An employee engagement survey, for example, is a way for company leaders and managers to understand their employees. An employee engagement survey gauges the organizational climate of the workplace, such as if an employee feels connected to their work, colleagues, and the wider business. Connection is key, Eubanks says.
“So much of how we feel about our company is tied into that relationship with our manager,” he says. “If there’s a sync between what I expect and what I actually get, people are much happier. They feel like they’re connected, respected, and appreciated at work.”
What Companies Must Do to Support Frontline Managers
Frontline managers are in the position to significantly influence employee experience and retention of frontline workers, and consequently, the company bottom line. But what remains challenging is the lack of investment in developing and training frontline managers to become frontline leaders.
Frontline managers are more likely to be held accountable for sales metrics and proper staffing than receive training on showing support to their teams. That signals a need for all parts of the organization—human resources, business leaders, and managers—to create an environment of empowerment and engagement.
“The relationship changes when we stop fighting against each other and start fighting together for something we both believe in,” Eubanks says. “And in this case, it’s about creating an environment where people can succeed at work, where they can do their best work, where managers aren’t pulling their hair out every day, stressed out beyond belief. We all want to create that, and it’s not about pointing the finger and saying, ‘Managers should do this, or HR [human resources] should give them that,’ but, ‘How do we come alongside each other and support each other?’”
The biggest action companies can do is reevaluating how they select managers. Oftentimes, companies pick managers by seniority. However, company leaders should select managers based on their demonstration of leadership qualities, such as openness and transparency. A poorly placed manager too often equals poor team performance and a revolving door of employees.

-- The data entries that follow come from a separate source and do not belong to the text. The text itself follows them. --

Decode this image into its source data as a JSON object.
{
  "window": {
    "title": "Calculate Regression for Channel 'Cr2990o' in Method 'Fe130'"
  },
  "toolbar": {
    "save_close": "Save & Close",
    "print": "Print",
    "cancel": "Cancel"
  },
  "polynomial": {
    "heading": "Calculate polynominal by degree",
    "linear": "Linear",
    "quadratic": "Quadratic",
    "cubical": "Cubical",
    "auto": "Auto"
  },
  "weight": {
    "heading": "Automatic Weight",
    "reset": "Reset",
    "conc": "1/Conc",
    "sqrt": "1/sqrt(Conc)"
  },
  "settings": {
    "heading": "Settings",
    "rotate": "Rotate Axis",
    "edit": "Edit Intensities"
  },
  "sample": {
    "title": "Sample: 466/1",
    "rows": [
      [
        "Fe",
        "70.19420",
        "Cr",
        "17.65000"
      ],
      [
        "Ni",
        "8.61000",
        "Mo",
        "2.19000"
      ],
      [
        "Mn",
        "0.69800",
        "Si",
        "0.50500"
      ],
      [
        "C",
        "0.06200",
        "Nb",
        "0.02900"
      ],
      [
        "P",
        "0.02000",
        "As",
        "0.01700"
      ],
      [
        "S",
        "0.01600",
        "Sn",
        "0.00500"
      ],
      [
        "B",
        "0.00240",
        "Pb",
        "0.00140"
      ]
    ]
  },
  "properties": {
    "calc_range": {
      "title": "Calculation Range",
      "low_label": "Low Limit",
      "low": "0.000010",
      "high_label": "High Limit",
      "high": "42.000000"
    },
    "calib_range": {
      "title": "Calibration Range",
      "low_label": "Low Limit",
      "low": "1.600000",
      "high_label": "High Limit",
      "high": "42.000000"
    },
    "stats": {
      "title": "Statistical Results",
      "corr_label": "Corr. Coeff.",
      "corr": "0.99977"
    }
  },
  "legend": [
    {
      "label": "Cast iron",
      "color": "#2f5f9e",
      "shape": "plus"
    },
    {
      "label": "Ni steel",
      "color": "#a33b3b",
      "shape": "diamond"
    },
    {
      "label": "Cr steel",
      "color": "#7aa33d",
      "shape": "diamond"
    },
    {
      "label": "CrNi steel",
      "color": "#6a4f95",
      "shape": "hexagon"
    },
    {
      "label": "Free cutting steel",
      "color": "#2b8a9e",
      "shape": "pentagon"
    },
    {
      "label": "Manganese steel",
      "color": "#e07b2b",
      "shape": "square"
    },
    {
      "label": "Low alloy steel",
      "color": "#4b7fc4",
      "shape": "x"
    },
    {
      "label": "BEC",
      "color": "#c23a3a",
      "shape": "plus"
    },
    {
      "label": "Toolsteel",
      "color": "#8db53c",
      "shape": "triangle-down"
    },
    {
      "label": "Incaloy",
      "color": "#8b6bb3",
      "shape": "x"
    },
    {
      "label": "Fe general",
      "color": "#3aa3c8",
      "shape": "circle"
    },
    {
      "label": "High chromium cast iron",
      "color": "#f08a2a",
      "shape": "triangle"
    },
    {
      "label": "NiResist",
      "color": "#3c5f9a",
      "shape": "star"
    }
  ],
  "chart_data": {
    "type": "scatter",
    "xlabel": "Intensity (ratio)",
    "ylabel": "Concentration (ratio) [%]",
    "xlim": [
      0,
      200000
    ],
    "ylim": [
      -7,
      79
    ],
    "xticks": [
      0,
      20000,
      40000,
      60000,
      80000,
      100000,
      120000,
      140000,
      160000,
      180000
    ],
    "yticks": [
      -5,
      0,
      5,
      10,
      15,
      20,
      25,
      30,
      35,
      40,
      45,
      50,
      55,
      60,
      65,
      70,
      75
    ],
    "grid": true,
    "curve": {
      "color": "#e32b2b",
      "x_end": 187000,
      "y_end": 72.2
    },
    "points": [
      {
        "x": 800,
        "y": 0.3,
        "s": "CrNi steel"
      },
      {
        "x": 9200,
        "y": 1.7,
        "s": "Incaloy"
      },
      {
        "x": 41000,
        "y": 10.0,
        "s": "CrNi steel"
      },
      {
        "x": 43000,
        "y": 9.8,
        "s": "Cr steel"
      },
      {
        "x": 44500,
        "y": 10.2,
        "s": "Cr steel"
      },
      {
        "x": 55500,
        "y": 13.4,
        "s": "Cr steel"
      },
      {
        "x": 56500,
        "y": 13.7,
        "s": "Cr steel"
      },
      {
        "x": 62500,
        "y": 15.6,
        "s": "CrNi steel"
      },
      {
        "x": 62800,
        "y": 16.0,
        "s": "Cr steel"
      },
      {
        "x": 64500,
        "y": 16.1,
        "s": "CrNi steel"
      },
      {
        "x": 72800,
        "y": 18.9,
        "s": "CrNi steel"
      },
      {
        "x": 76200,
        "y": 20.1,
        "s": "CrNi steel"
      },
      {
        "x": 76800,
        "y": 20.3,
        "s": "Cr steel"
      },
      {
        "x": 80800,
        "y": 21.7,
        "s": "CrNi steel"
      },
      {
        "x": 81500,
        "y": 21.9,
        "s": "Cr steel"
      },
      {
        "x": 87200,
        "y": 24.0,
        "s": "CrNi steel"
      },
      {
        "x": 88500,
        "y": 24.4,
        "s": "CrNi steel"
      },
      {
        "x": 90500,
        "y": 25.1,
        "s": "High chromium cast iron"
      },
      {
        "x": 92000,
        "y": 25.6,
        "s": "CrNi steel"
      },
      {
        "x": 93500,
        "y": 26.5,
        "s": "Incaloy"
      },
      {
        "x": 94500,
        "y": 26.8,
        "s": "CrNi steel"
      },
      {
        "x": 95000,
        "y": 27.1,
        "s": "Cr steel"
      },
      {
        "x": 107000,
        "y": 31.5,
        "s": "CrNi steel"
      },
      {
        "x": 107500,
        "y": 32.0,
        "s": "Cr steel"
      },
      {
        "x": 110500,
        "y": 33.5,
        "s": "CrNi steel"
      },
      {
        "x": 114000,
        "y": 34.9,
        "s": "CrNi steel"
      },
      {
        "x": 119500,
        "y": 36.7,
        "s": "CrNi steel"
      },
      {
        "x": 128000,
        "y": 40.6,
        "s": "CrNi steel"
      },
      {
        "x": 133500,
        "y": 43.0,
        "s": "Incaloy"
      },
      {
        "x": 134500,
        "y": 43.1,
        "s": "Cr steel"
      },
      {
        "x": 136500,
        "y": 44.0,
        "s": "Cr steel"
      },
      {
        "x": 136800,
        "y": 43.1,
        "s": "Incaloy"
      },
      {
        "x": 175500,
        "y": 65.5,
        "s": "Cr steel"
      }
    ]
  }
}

Another impactful action is enabling managers to find out what’s going on with their team. Besides employee engagement surveys, weekly one-to-one meetings between managers and their employees can help build trust and transparency. At times, company leaders have commented that the time spent on weekly meetings would be costly to the business. But Eubanks looked at the actual cost to the business of a manager meeting weekly with an employee for half an hour: less than $2,200 a year.
Replacing an employee through recruiting and re-training a new hire can cost thousands of dollars more, depending on the skills required for the position. Rising inflation is making the cost even higher.
“Managers, in general, want to do well, but we’re expecting them to do too much, or we’re not giving them the right tools in the beginning, and we’re setting them up for this no-win scenario,” Eubanks says. “I’m hoping that through some of this research, some of these pieces of encouragement, we can help business leaders think about ways to make sure they’re picking the right people to become managers, and developing and giving managers what they need to truly serve their frontline workers well.”